This culturally well-rounded book is organised around two main chapters and an illustrated dictionary. It begins with a look at the historical formation of the private house in 17th-century Holland, as old divisions between inner and outer, private and public, were modified to foster a model of selfhood that lives on in domestic architecture throughout the western world.
Hill's emphasis is on the need for rootedness and identity, and how a particular subjectivity emerged in conjunction with a particular architectural form.
This Dutch model is contrasted with Modernist housing of the early 20th century. The whitewash of Le Corbusier and the glass of Mies prove to be far more deterministic, producing a different subjectivity - one more pliable to the rapacious demands of industrialism and its domination of nature.
Many of the tropes established in this account are then rolled over and applied to a brief history of the institutional domestication of architecture in Europe. The story of the professionalisation of architecture is told as an allegory of the creation of domestic architecture, with a concluding moral. The identity of the self that architects promoted in the house turns out to have its parallels in architecture's struggle for identity in seeking an appropriate institution.

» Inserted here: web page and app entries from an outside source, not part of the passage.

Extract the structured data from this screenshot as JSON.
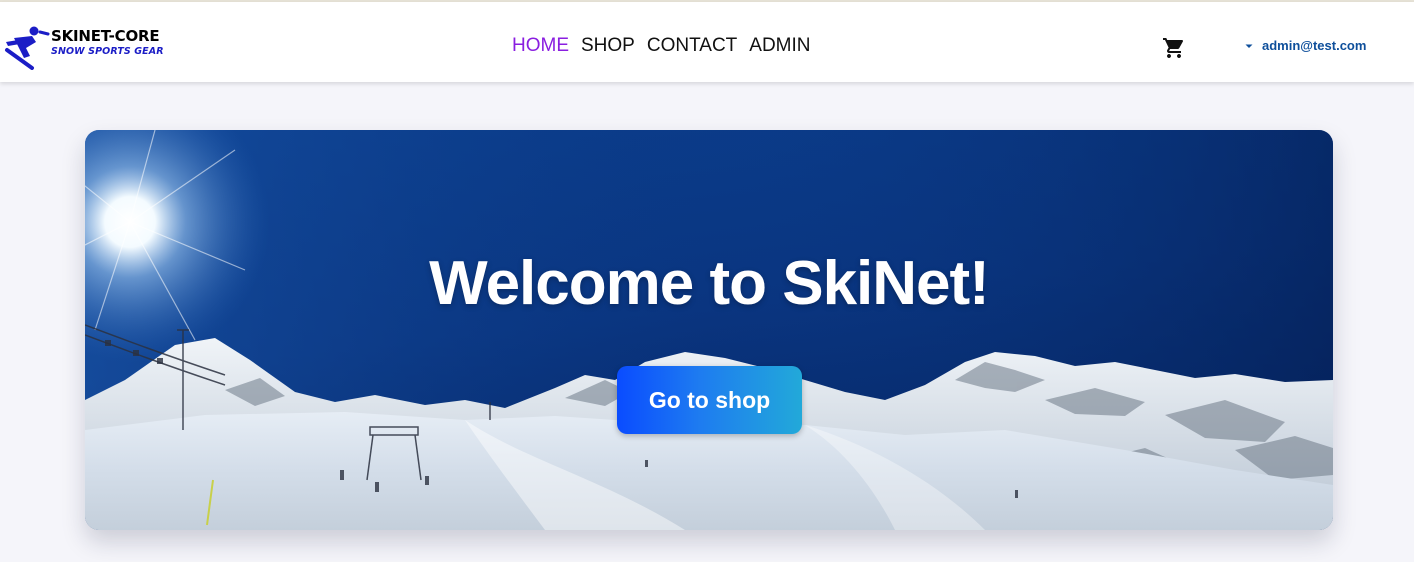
{
  "brand": {
    "name": "SKINET-CORE",
    "tagline": "SNOW SPORTS GEAR"
  },
  "nav": {
    "items": [
      {
        "label": "HOME",
        "active": true
      },
      {
        "label": "SHOP",
        "active": false
      },
      {
        "label": "CONTACT",
        "active": false
      },
      {
        "label": "ADMIN",
        "active": false
      }
    ]
  },
  "header": {
    "cart_icon": "shopping-cart-icon",
    "user_email": "admin@test.com",
    "user_caret_icon": "caret-down-icon"
  },
  "hero": {
    "title": "Welcome to SkiNet!",
    "button_label": "Go to shop",
    "background": "snowy-mountain-ski-slope-panorama"
  },
  "colors": {
    "nav_active": "#8a1ee0",
    "email": "#0e4f9b",
    "page_bg": "#f5f5fa",
    "button_gradient_start": "#0a4cff",
    "button_gradient_end": "#22a9d9"
  }
}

In just 26 pages, this chapter turns a great many of its theoretical sources away from their original intent. Most Structuralist, Post-Structuralist and psychoanalytic theory was meant to put a hole in the dough of humanist conceptions of identity, and to remind us how the sphere of subjectivity was more like a bagel. Yet Hill initially uses these theories to bake a very familiar loaf.
But the next chapter, searching for the identity of architecture, serves up some real bagels. It 'hunts in the shadows' for the holes lurking in architecture's identity, starting with a history of the medium of drawing. In a very palatable manner, Deconstruction, phenomenology and psychoanalysis are used to reveal the 'immaterial' aspects of architectural drawing (abstract ideas, perceptions, etc. ) which contribute to a marvellously unstable identity.
Hill's conclusions are quite convincing variations on many theoretical themes.
The final half of the book consists of an intelligently poetic index, a list of the many ways that architecture and art take on conceptual, linguistic and imaginary properties, or can be dematerialised so as to be introjected into the psyche or flattened into a screen for the projection of fantasies.
This index is, in a sense, a cookbook for Post-Modern architecture that is poor as art criticism, and yet is far more encouraging of creativity than many a 'beginner's guide', and more immediately applicable to studio practice than the raw ingredients found in anthologies of architectural theory. As such it deserves a place at the table of students and practitioners alike.
Tim Martin teaches at Leicester School of Architecture